  17. 17. 17     ReferencesBlake, W. (1984). Songs of experience: Facsimile reproduction with 26 plates in full color. New York: Dover.Brookfield, S. D. & Preskill, S. (2005). Discussion in a Democratic Society. In Discussion as a Way of Teaching: Tools and Techniques for Democratic Classrooms. New York: Josey Bass.  Farmer, L., & Shontz, M. (2009). "School Library Journals" Spending Survey. School Library Journal, 55(4), 38-­44. Retrieved December 11, 2009, from Library Lit &Info Full Text database.  Geck, C. (2006). The Generation Z Connection: Teaching InformationLiteracy to the Newest Net Generation. Teacher Librarian, 33(3), 19-­23. Retrieved December 12, 2009, from Education Full Text database.  Grassian, E. S. & Kaplowitz, J.R. (2001). Information literacy instruction: Theory and practice. New York: Neal-­Schuman, 265-­288.  Jacobs, H. L. M. (2008). Information Literacy and Reflective Pedagogical Praxis.
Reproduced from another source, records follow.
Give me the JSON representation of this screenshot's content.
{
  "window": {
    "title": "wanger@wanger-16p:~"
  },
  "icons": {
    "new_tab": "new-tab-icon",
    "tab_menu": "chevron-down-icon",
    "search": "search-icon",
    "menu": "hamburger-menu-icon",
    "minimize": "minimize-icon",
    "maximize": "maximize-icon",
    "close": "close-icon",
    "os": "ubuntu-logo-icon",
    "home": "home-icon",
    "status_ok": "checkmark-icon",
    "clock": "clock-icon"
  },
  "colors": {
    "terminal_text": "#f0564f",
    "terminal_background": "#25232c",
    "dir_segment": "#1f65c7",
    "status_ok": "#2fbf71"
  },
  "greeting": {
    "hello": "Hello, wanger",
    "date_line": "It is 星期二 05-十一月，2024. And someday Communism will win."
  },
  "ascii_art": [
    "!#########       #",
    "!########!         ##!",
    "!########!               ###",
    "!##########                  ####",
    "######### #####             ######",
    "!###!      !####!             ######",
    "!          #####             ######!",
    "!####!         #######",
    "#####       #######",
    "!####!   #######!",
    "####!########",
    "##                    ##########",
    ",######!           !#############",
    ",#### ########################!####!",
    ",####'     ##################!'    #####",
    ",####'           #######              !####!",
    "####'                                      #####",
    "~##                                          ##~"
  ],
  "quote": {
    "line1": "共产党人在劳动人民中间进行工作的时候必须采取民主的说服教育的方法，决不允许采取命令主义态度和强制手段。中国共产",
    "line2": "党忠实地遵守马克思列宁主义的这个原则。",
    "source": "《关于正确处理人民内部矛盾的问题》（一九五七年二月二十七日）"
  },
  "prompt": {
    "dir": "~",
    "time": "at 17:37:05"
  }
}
Journal of Academic Librarianship, 34(3).  Johnson, L., Levine, A., & Smith, R. (2009). The 2009 Horizon Report. Austin, Texas: The New Media Consortium.Lave, J. & Wenger, E. (1991). Legitimate Peripheral Participation. In Situated Learning: Legitimate Peripheral Participation. New York: Cambridge UP.Newmann, F. M. & Wehlage, G. G. (1993). Five standards of authentic instruction. Educational Leadership, 50(7), 8-­12.Rosenblatt, L. M. (1994). The reader, the text, the poem: The transactional theory of the literary work. Carbondale: Southern Illinois University Press.